In a press conference a day before the end of the Durban Climate Change Conference, indigenous peoples belonging to the International Indigenous Peoples’ Forum on Climate Change (IIPFCC) called on state-parties for human rights to be central in any agreement on climate change.
The recognition of rights, including rights to land, territories and resources, and Free, Prior Informed Consent is crucial for indigenous peoples as this will rectify violation of their rights in the implementation of climate change solutions.
The safeguards identified in the Cancun Agreement include the "full and effective participation of relevant stakeholders...including indigenous peoples;" respect for the knowledge and rights of indigenous peoples, "taking into account relevant international obligation,...noting the United Nations Declaration of the Rights of Indigenous Peoples." The other safeguard refers to the conservation of natural forests and biodiversity, and ecosystem services to enhance other social and environmental benefits.
These safeguards must be implemented to ensure that the rights of indigenous peoples are recognized, protected and fulfilled in REDD Plus activities.
The indigenous caucus also clarified its position amidst calls for a moratorium of REDD Plus. Joan Carling, speaking on behalf of the indigenous caucus, said “… this call for moratorium…is not the position of the indigenous caucus [IIPFCCC]” as there was no consensus on this.
“Our common position is the immediate implementation of safeguards under the Cancun Agreement, which include the respect for indigenous peoples' rights and the full and effective participation of indigenous peoples.”
She stressed that what is needed is that safeguards are properly implemented. REDD Plus is currently in the preparation stage and what is very much needed is to influence the way REDD Plus is being developed in the national levels. “What everybody feels is an urgency for us to make sure that our safeguards are included in the design of REDD Plus at the national level.”
“If these safeguards are not part of the national design and this will be implemented, then there is going to be a lot of problems for all the millions of indigenous peoples that are going to be affected by REDD Plus.” States must implement these safeguards now to avoid further violations of the rights of indigenous peoples.
Jose Antonio Medina of Mexico also called for a "balanced allocation of funds to mitigation and adaptation" and the inclusion of indigenous peoples in the governance structure of the Green Climate Fund.
In addition, Ms. Victoria Haraseb from Namibia called for "direct access by indigenous peoples to funds on adaptation, as well as to technical support for capacity building initiatives." In Africa, the impacts of climate change have been profound, causing increased drought, massive floods, destruction of livestock and cattle. Thus, urgent and immediate access by indigenous peoples to these funds, and compensation for their losses, are crucial to their survival.
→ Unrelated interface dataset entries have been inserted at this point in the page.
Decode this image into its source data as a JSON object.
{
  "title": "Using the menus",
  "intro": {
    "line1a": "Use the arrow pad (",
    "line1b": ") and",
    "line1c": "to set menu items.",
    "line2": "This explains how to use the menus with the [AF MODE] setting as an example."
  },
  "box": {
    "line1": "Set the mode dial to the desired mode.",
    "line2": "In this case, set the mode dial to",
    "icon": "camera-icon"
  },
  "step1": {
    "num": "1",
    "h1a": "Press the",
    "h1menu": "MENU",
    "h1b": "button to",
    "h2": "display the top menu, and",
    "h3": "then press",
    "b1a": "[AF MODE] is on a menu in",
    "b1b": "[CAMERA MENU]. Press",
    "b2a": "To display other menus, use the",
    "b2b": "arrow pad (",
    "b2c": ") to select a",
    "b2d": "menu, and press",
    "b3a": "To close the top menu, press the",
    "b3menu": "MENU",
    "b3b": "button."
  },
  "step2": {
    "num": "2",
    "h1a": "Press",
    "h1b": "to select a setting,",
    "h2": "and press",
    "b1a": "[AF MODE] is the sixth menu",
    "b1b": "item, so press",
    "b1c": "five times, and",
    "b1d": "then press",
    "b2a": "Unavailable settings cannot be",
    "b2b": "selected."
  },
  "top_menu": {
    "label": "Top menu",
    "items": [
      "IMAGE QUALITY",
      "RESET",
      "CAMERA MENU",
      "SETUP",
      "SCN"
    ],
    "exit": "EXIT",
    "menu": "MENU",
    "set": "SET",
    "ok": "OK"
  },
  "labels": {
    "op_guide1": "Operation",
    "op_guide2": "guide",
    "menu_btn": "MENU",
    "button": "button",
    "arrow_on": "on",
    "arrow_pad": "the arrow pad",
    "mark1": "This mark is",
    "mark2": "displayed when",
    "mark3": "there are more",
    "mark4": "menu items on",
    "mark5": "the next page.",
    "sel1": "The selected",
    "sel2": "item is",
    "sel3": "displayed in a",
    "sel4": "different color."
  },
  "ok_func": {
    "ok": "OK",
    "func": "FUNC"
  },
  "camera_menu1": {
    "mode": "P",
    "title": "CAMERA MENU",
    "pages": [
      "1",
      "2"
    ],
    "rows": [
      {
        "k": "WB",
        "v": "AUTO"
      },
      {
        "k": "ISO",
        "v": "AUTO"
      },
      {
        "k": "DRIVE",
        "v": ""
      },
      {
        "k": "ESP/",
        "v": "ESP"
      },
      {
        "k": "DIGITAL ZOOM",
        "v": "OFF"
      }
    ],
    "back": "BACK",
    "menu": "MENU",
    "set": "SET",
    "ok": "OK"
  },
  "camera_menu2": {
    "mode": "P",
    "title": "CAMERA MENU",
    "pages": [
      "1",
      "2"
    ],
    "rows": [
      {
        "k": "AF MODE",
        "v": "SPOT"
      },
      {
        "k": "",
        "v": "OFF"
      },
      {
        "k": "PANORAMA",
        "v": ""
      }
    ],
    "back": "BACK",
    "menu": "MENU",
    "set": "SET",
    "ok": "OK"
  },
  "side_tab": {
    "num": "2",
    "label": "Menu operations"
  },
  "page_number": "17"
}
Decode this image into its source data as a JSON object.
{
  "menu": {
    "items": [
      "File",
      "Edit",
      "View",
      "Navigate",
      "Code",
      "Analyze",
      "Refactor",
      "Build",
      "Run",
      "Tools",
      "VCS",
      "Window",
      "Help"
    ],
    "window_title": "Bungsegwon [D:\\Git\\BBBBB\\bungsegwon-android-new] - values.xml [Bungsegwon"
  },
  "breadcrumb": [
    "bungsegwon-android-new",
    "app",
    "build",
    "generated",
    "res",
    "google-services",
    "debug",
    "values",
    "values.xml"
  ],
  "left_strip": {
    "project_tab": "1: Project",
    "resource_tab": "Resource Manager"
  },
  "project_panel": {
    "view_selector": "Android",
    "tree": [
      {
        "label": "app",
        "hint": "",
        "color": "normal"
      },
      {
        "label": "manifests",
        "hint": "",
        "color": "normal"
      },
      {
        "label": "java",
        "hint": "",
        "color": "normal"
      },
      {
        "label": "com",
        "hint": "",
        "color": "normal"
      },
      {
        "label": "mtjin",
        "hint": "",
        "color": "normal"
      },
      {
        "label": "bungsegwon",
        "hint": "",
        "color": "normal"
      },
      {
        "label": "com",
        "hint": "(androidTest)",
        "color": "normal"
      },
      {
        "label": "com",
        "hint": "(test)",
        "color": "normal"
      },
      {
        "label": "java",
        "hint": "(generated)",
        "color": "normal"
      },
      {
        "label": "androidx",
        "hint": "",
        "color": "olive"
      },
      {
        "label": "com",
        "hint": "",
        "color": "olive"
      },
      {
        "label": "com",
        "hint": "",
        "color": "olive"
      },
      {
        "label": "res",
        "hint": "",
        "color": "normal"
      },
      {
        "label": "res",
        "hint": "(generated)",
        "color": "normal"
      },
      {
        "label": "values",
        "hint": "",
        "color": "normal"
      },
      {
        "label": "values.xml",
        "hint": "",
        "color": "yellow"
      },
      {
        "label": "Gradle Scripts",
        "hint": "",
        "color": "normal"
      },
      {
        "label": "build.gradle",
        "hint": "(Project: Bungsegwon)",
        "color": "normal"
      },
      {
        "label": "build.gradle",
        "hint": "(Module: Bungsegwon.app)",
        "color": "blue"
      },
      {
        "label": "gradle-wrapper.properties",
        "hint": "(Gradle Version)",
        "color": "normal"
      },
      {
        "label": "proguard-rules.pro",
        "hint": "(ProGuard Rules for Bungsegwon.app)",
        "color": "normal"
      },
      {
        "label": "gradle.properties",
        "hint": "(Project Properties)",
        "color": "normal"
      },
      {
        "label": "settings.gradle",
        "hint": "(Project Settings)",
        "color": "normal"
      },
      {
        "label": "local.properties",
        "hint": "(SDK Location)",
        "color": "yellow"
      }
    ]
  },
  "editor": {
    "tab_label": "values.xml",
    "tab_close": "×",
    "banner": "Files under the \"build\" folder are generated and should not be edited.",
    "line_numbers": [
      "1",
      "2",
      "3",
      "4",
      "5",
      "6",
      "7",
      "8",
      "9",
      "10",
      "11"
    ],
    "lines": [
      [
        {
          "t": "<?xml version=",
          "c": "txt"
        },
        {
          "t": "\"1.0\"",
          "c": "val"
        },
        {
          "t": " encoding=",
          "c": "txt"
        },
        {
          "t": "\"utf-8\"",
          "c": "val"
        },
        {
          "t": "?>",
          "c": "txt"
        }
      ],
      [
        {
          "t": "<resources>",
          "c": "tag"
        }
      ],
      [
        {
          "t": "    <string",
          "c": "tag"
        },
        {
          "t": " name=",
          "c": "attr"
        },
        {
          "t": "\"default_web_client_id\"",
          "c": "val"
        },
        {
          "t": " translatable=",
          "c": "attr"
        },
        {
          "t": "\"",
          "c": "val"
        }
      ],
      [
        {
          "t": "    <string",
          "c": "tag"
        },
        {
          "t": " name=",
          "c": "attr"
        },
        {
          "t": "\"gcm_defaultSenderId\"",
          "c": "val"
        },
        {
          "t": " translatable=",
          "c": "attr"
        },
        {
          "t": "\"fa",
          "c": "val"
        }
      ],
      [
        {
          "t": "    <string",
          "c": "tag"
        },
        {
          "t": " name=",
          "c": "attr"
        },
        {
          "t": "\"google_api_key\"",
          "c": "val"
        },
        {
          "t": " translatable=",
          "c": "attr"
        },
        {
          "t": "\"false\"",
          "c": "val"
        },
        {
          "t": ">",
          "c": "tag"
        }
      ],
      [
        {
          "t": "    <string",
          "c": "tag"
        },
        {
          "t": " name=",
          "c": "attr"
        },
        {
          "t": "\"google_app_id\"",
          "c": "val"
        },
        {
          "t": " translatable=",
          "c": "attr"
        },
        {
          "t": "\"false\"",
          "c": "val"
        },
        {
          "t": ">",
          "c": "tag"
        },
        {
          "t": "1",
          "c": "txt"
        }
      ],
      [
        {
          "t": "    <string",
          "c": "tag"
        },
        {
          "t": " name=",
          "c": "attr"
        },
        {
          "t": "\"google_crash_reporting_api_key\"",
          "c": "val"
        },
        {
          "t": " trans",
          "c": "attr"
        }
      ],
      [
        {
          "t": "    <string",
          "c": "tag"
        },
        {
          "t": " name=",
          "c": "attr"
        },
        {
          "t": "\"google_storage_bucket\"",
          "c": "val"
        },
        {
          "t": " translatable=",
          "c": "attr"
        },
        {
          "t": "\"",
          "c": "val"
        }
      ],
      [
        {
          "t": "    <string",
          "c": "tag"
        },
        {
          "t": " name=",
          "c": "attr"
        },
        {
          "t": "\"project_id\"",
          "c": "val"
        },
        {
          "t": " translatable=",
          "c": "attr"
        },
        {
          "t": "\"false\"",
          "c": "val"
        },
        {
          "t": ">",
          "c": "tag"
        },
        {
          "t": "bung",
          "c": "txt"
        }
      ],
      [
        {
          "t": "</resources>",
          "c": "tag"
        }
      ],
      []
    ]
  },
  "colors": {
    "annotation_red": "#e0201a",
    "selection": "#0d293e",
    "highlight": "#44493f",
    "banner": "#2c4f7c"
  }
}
Almost 100 indigenous representatives from Africa, Latin America, Asia, the Pacific, and North America who are members of IIPFCC were present in the Durban Climate Change Conference held from 27 November to 9 December 2011 in South Africa.